The event has also evolved into a year-round succession of regional forums in all parts of the globe, and a series of working groups bringing together key decision makers on global issues such as cyber security, global risks, and fighting corruption and poverty.
2. Who are the big names at the event?
More than 40 political leaders are at the meeting this year, including newly elected Argentinian President Mauricio Macri, US Vice-President Joe Biden and Secretary of State John Kerry, British Prime Minister David Cameron, Canadian Prime Minister Justin Trudeau, German Chancellor Angela Merkel, Greek Prime Minister Alexis Tsipras and Chinese Premier Li Keqiang.
The tech luminaries include Mr Jack Ma, head of China's online retail giant Alibaba, Mr Eric Schmidt, executive chairman of Alphabet, Google's parent company; and Facebook chief operating officer Sheryl Sandberg.
There are also the captains of the financial industry, including head of JPMorgan Chase Jamie Dimon and Mr Gary Cohn, chief operating officer of Goldman Sachs, as well as central bank governors and financial regulators, including US Treasury Secretary Jacob Lew and International Monetary Fund Managing director Christine Lagarde.
And not forgetting the celebrities: Leonardo DiCaprio and musician will.i.am will be conferred the WEF Crystal awards for their work on tackling the climate crisis and education for the underserved respectively.
Pop icon Bono will also be on hand to mark the 10th anniversary of the (RED) campaign to fight Aids while actor Kevin Spacey, who plays a president in the hit TV series House Of Cards, will speak on "the theatricality of American politics in this election year".
3. What's on the agenda?
The theme this year - "Mastering the Fourth Industrial Revolution" - sounds oddly out of tune with the pressing issues currently facing the world, and the various panels on the topic could prove to be little more than sideshows.

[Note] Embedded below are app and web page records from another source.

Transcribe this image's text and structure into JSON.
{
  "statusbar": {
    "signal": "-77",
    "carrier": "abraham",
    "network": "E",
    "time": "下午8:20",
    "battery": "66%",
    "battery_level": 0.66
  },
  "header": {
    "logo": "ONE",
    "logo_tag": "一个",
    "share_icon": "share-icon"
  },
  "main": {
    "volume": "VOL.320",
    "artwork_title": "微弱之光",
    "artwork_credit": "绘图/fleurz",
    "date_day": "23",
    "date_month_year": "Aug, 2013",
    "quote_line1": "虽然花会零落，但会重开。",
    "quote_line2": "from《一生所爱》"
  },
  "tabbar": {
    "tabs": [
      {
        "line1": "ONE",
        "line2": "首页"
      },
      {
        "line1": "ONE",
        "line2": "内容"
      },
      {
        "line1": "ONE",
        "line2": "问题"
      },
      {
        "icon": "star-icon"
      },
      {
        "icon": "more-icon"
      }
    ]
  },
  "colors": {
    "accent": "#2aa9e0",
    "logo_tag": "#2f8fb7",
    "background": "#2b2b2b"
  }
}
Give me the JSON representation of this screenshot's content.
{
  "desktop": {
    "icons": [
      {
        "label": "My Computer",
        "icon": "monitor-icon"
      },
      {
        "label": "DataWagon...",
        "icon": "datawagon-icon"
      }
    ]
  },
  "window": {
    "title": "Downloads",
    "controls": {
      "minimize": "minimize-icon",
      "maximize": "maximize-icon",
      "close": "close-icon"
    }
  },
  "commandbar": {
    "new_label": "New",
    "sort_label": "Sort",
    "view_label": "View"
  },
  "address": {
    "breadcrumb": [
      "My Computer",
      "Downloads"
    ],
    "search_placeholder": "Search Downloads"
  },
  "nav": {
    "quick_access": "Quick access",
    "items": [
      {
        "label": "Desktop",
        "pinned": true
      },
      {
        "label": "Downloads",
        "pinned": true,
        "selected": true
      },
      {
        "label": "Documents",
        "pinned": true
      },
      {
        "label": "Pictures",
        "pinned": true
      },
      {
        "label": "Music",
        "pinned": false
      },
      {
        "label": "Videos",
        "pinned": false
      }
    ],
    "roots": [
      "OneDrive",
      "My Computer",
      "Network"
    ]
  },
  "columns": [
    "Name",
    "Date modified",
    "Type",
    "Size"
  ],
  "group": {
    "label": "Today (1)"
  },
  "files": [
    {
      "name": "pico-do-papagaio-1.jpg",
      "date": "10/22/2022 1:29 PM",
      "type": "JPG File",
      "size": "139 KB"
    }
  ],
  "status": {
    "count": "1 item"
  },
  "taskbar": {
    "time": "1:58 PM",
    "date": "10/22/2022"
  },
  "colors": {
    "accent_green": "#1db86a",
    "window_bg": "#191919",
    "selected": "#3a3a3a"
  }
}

Countries are facing the darkest outlook since the financial crisis tipped the world into recession seven years ago. The Chinese slowdown and accompanying slide in the yuan are imperiling already sluggish international growth, oil is trading at its lowest level in more than a decade, stocks have suffered their worst January ever, and the prospects for corporate earnings are the most pessimistic in years.
Politics are no help, with tensions mounting in the Persian Gulf and on the Korean peninsula, Europe's refugee crisis showing no signs of abating, and terrorists striking four continents.

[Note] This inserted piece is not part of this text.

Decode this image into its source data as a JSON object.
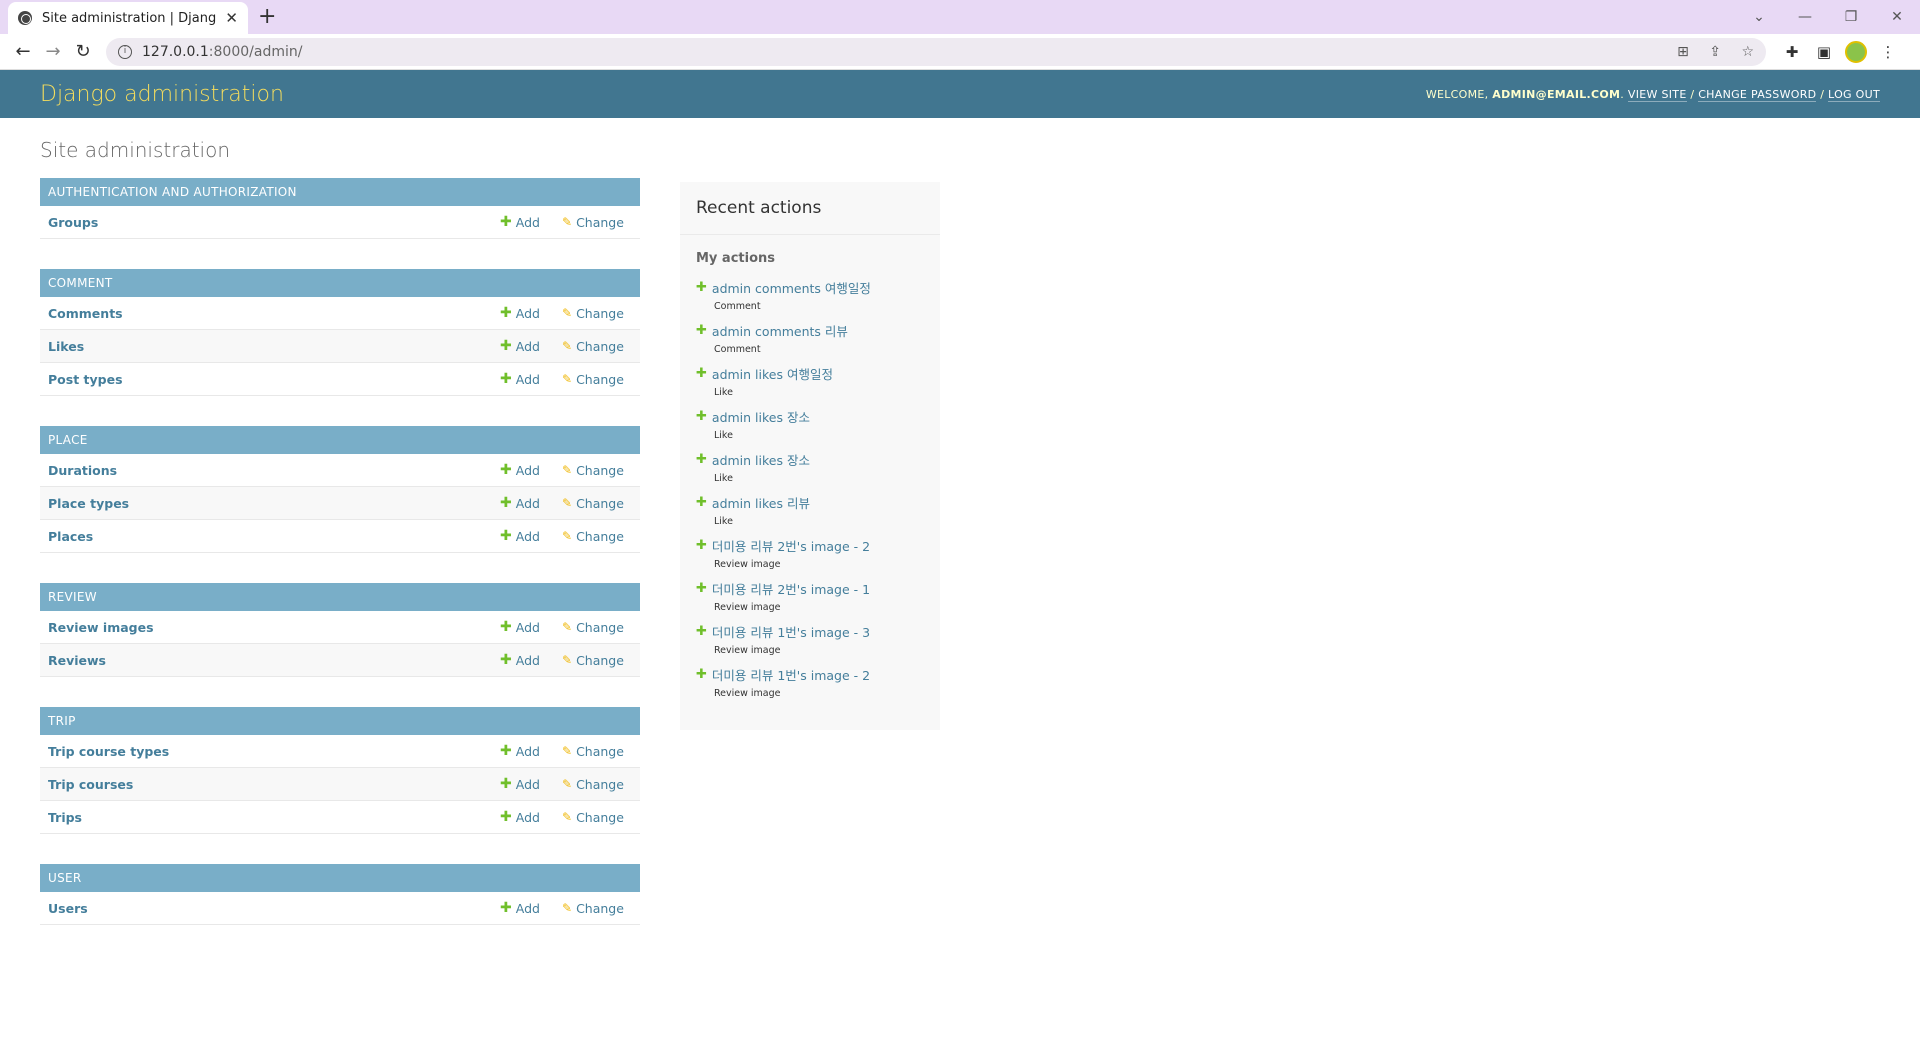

Economic frustrations have driven the rise of populists in the United States and France while sowing doubts about the longevity of German Chancellor Angela Merkel and Britain's membership in the European Union.

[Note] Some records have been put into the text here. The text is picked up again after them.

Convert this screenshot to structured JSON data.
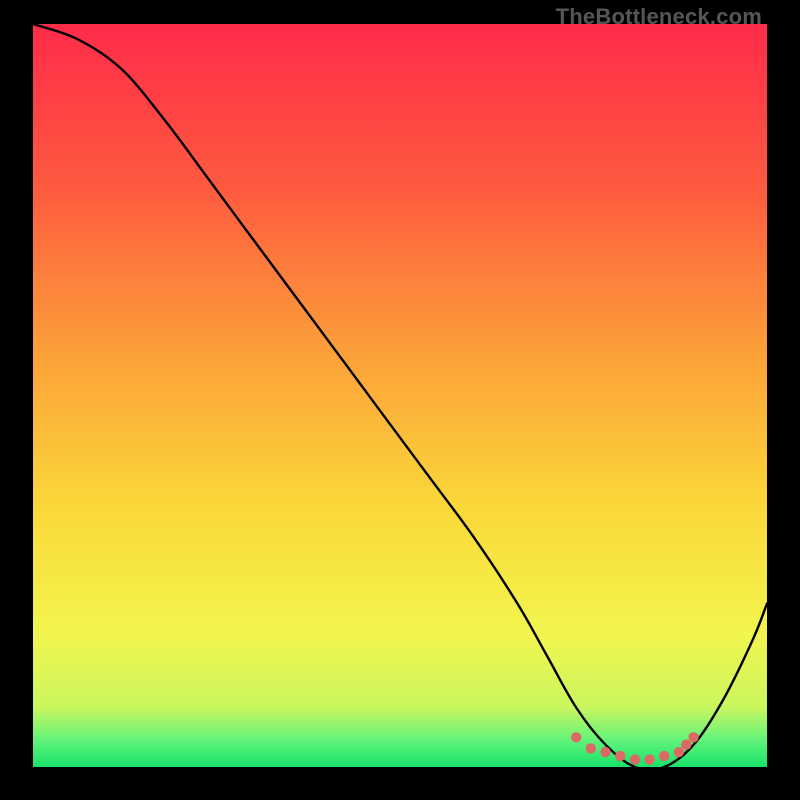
{
  "watermark": "TheBottleneck.com",
  "chart_data": {
    "type": "line",
    "title": "",
    "xlabel": "",
    "ylabel": "",
    "xlim": [
      0,
      100
    ],
    "ylim": [
      0,
      100
    ],
    "series": [
      {
        "name": "bottleneck-curve",
        "x": [
          0,
          6,
          12,
          18,
          24,
          30,
          36,
          42,
          48,
          54,
          60,
          66,
          70,
          74,
          78,
          82,
          86,
          90,
          94,
          98,
          100
        ],
        "values": [
          100,
          98,
          94,
          87,
          79,
          71,
          63,
          55,
          47,
          39,
          31,
          22,
          15,
          8,
          3,
          0,
          0,
          3,
          9,
          17,
          22
        ]
      }
    ],
    "markers": {
      "name": "optimal-range-dots",
      "color": "#da6a63",
      "x": [
        74,
        76,
        78,
        80,
        82,
        84,
        86,
        88,
        89,
        90
      ],
      "values": [
        4,
        2.5,
        2,
        1.5,
        1,
        1,
        1.5,
        2,
        3,
        4
      ]
    },
    "gradient_stops": [
      {
        "offset": 0.0,
        "color": "#ff2b4a"
      },
      {
        "offset": 0.22,
        "color": "#fe5a3f"
      },
      {
        "offset": 0.45,
        "color": "#fca239"
      },
      {
        "offset": 0.65,
        "color": "#fad839"
      },
      {
        "offset": 0.82,
        "color": "#f3f54e"
      },
      {
        "offset": 0.92,
        "color": "#c9f65f"
      },
      {
        "offset": 0.965,
        "color": "#5ff37a"
      },
      {
        "offset": 1.0,
        "color": "#17e36a"
      }
    ]
  }
}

With so many concerns weighing on the delegates, veteran attendee Ray Dalio, the billionaire founder of hedge fund Bridgewater Associates, said he expects vigorous discussion at Davos.
4. What's the expected outcome?
Don't expect any, say the organisers, because that's not the purpose of the forum. The objective is for participants to go away with new ideas, new connections, a better awareness of the world around them, and fresh ideas on how to tackle its problems.
5. What's the security like?
The Swiss government has put in place a US$9 million (S$13 million) security programme for the forum. Davos is in a lockdown with 42km of fencing and watchtowers erected and a no-fly zone that prevents flights from coming within a 40km radius of the town without prior authorisation.
Heavy concrete barriers and watchtowers with armed guards line the roads, and the Swiss Air Force is conducting surveillance flights over the town using helicopters, prop planes and fighter jets.
Participants have to go through airport-level security screening that includes bag X-ray and metal detectors, and the military conducts background checks on everyone who attends the conference.
SOURCE: BLOOMBERG, BBC, NEW YORK TIMES, USA TODAY